I think the former popularity of this style was due to the many new wine fans in this country at the time. As our collective pallet matures, this trend toward crisper, more balanced, fruit-centered wines is a natural progression.
And it’s not just we wine customers that have matured. Winemakers and grape growers have evolved as well. Instead of growing chardonnay in every climate, merely because it sells well, wineries are spending more time trying to match the right grape variety in the right climate. Not every grape is suited to every region.
Take Vina Robles for example, one of the best planning wineries in my small, personal portfolio. These guys own three vineyards in the Central Coast wine region of Paso Robles. The warmer areas are planted in varieties like petite sirah and syrah. Slightly cooler areas are planted in cabernet sauvignon, petite verdot and sauvignon blanc. And some of the vineyard blocks that are a little too cool for cabernet were grafted over to verdelho and vermentino.
Verdelho is best known for crisp white wines from Portugal, and Vermentino is from the Mediterranean, particularly the islands of Corsica and Sardinia, and the nearby coast of Tuscany. In these climates, the character of the wine is perfect for spring and springtime menus.

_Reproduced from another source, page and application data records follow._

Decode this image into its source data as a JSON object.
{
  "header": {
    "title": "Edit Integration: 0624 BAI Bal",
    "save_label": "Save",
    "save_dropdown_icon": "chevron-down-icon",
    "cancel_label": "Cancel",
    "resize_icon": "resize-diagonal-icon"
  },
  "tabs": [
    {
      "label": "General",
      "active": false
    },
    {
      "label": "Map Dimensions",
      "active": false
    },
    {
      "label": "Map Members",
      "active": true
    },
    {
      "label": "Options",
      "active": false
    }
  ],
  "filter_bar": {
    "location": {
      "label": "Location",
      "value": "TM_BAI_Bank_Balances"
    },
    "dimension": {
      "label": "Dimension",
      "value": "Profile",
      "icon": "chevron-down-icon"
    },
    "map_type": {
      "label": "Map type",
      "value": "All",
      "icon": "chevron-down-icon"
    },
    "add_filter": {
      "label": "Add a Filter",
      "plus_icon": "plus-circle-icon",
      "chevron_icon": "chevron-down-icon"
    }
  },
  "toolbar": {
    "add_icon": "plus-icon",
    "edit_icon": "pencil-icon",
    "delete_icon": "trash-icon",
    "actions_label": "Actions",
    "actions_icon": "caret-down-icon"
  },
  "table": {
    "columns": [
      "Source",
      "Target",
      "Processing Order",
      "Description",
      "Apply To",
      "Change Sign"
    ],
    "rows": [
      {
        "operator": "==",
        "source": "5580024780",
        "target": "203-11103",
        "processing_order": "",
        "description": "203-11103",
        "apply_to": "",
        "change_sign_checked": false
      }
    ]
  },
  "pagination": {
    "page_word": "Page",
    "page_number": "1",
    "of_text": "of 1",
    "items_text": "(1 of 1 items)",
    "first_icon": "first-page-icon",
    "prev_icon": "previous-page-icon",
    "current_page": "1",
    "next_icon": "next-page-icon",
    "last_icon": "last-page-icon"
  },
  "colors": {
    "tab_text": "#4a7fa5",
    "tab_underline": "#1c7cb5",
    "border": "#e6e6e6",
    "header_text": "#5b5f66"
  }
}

The final blend includes smaller amounts of sauvignon blanc and viognier for complexity. It’s medium-bodied, with intense flavors of peach, apricot and ripe pear. A very crisp finish makes it great before dinner, or with seafood. It’s called WHITE4, the sister wine to Vina Robles’ popular RED4. Price about $15.

Categories: Legacy Archive